Recently, while reading Randall Stephens’ excellent new book, The Fire Spreads: Holiness and Pentecostalism in the American South (review here), I came across the following passage, which naturally intrigued me.
On more than one occasion, early holiness evangelists contended with local antagonists who mistook the new sect for Mormonism, an even greater bête noire of southern orthodoxy [than charismatic groups like holiness Christians]. 
Intrigued, I checked out the footnote Stephens referenced for the information, and after discovering that BYU’s library didn’t have a copy, I ordered via interlibrary loan a 1944 publication penned by southern holiness preacher Dennis Rogers called Holiness Pioneering in the Southland. Rev. Rogers’ book contained the following anecdote from the late 1870s or early 1880s.
A rather amusing incident took place . . . after the close of a Sunday afternoon service. . . . At the close of this meeting according to pre-arrangement, Brother Biggs came with his wagon and team and took our equipment to Weston, where we had arranged for a meeting. When we arrived, he went up town for help to raise the tent. He soon came back with quite a number of men and boys with hoes and pitchforks to clear off the ground. After a time, some one asked, “Where are the preachers?” We said, “We are the preachers.” They looked as though they thought, “If you are the preachers, there is a poor chance for a meeting.” Later some one else asked, “Is this all of you?” We said, “Yes.” He said, “We heard that there were ten wagons and fifty women coming.” (Mormons, you know.)
By Saturday evening, we were ready for the first service. A good crowd came. . . . During this meeting, a man who had been somewhat of a desperate character, but yet a respectable citizen, came to town one night. He saw at a distance the tent lighted up. He asked some friends, “What is that tent doing here?” They said, “O, that is the tent of some Mormons who are holding a meeting.” He said, “Why do you let Mormons hold a meeting in the town?” They said, “We have no one to lead us against them.” He said, “I’ll take the lead,” but they would not go with him. So he said, “I’ll go alone.” He came down to the tent and went around the back, looking for signs of Mormonism, but found nothing. Then he stepped in under the back curtain and took a seat. I was preaching on sin and deliverance from it. He said, “That isn’t Mormon doctrine.” I waxed hotter and hotter. He thought, “That is my idea of Christianity. It will take that kind of a gospel to save a wicked sinner like me.” He went back to town and said to his friends, “Those people are not Mormons. You ought to go down and have them pray for you.” 

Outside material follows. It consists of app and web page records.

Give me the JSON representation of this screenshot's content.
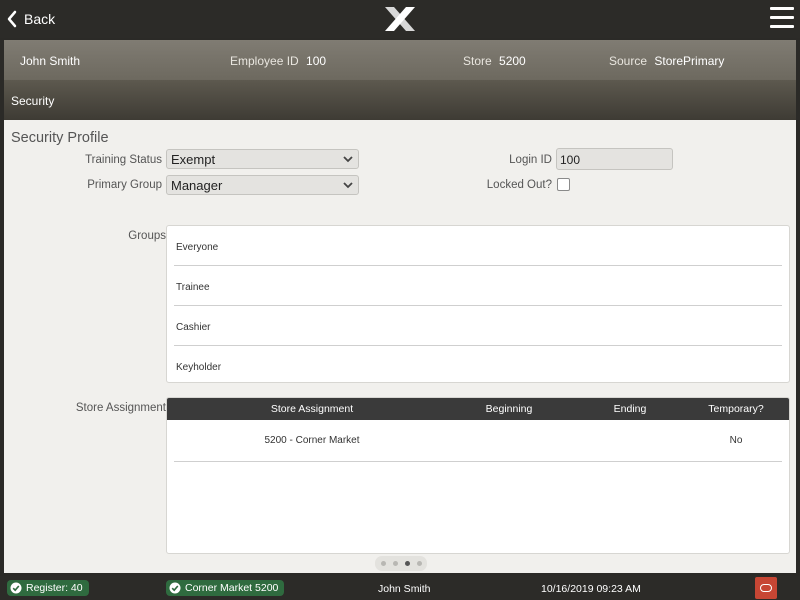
{
  "topbar": {
    "back_label": "Back"
  },
  "employee": {
    "name": "John Smith",
    "employee_id_label": "Employee ID",
    "employee_id": "100",
    "store_label": "Store",
    "store": "5200",
    "source_label": "Source",
    "source": "StorePrimary"
  },
  "section_bar": {
    "title": "Security"
  },
  "profile": {
    "title": "Security Profile",
    "training_status_label": "Training Status",
    "training_status_value": "Exempt",
    "primary_group_label": "Primary Group",
    "primary_group_value": "Manager",
    "login_id_label": "Login ID",
    "login_id_value": "100",
    "locked_out_label": "Locked Out?",
    "locked_out": false
  },
  "groups": {
    "label": "Groups",
    "items": [
      "Everyone",
      "Trainee",
      "Cashier",
      "Keyholder"
    ]
  },
  "store_assignment": {
    "label": "Store Assignment",
    "columns": [
      "Store Assignment",
      "Beginning",
      "Ending",
      "Temporary?"
    ],
    "rows": [
      {
        "store": "5200 - Corner Market",
        "beginning": "",
        "ending": "",
        "temporary": "No"
      }
    ]
  },
  "pager": {
    "pages": 4,
    "active_page": 3
  },
  "statusbar": {
    "register": "Register: 40",
    "store": "Corner Market 5200",
    "user": "John Smith",
    "datetime": "10/16/2019 09:23 AM"
  },
  "colors": {
    "topbar": "#2c2b28",
    "status_pill": "#2f6b3f",
    "oracle_button": "#c74634",
    "panel_bg": "#f1f0ed"
  },
  "icons": {
    "back": "chevron-left-icon",
    "logo": "x-logo-icon",
    "menu": "hamburger-menu-icon",
    "status_ok": "check-circle-icon",
    "oracle": "oracle-icon"
  }
}
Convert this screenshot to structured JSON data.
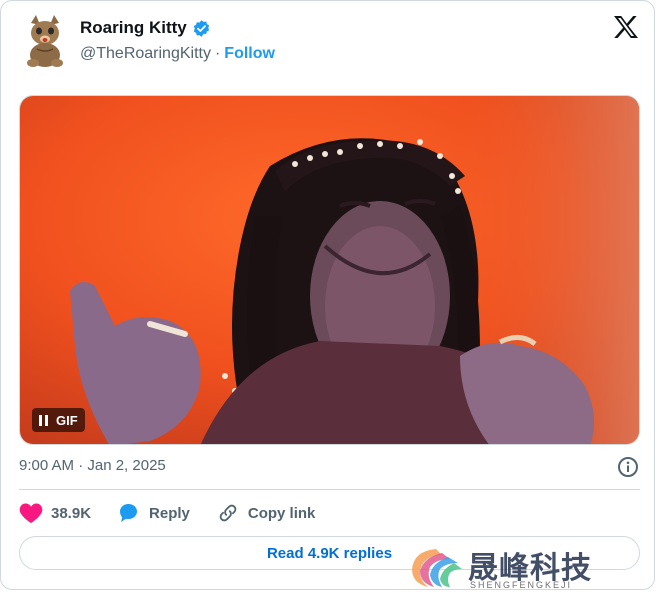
{
  "author": {
    "display_name": "Roaring Kitty",
    "handle": "@TheRoaringKitty",
    "separator": "·",
    "follow_label": "Follow",
    "verified": true
  },
  "media": {
    "badge_label": "GIF",
    "state": "playing"
  },
  "meta": {
    "timestamp": "9:00 AM · Jan 2, 2025"
  },
  "actions": {
    "likes": "38.9K",
    "reply_label": "Reply",
    "copy_link_label": "Copy link"
  },
  "replies_button": {
    "label": "Read 4.9K replies"
  },
  "watermark": {
    "chinese": "晟峰科技",
    "english": "SHENGFENGKEJI"
  },
  "colors": {
    "accent": "#1d9bf0",
    "link": "#006fd6",
    "like": "#f91880",
    "muted": "#536471",
    "border": "#cfd9de"
  }
}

There is a lot to unpack in this short passage. From the stereotypical jab at Mormon polygamy (ten wagons and fifty women) to the assertion that “preaching on sin and deliverance from it” “isn’t Mormon doctrine,” it’s unsurprisingly clear that these southerners did not think much of Mormons or Mormonism. But there is also more subtle aspects that intrigue me. Just what were the “signs of Mormonism” the curious individual individual hoped to find outside the tent? The wagons and plural wives? Or something else? Why did the other men refuse to go with the man to confront the Mormon meeting? Why were holiness Christians mistaken for Mormons? Was it the preaching of spiritual gifts and the charismatic nature of their gatherings? Perhaps the lower-class status stereotypes that characterized devotees of each religion in public perceptions?
Finally, this brief excursion from my current studies and research into the religious world of the postbellum South raises larger questions in the field of Mormon history. Why has there not been more work done on the Latter-day Saint experience in the South? Patrick Mason’s dissertation, “Sinners in the Hands of an Angry Mob: Violence Against Religious Outsiders in the United States South, 1865-1910,” is an excellent start, but the field remains largely wide open. Aside from Mason’s work and a couple of BYU MA theses on the Southern States mission, there is virtually no scholarly literature on the subject. A brief search of BYU’s library catalog yields various primary sources, including many missionary journals and a few interviews and articles from southern newspapers. Any ideas on why there hasn’t been more done? What do you think studies of Mormonism in the American South could contribute to our understanding of the Mormon experience?
 Randall J. Stephens, The Fire Spreads: Holiness and Pentecostalism in the American South (Cambridge, Massachusetts: Harvard University Press, 2008), 49-50.
 Dennis Rogers, Holiness Pioneering in the Southland (Hemet, CA: Published by the Author, 1944), 16-18.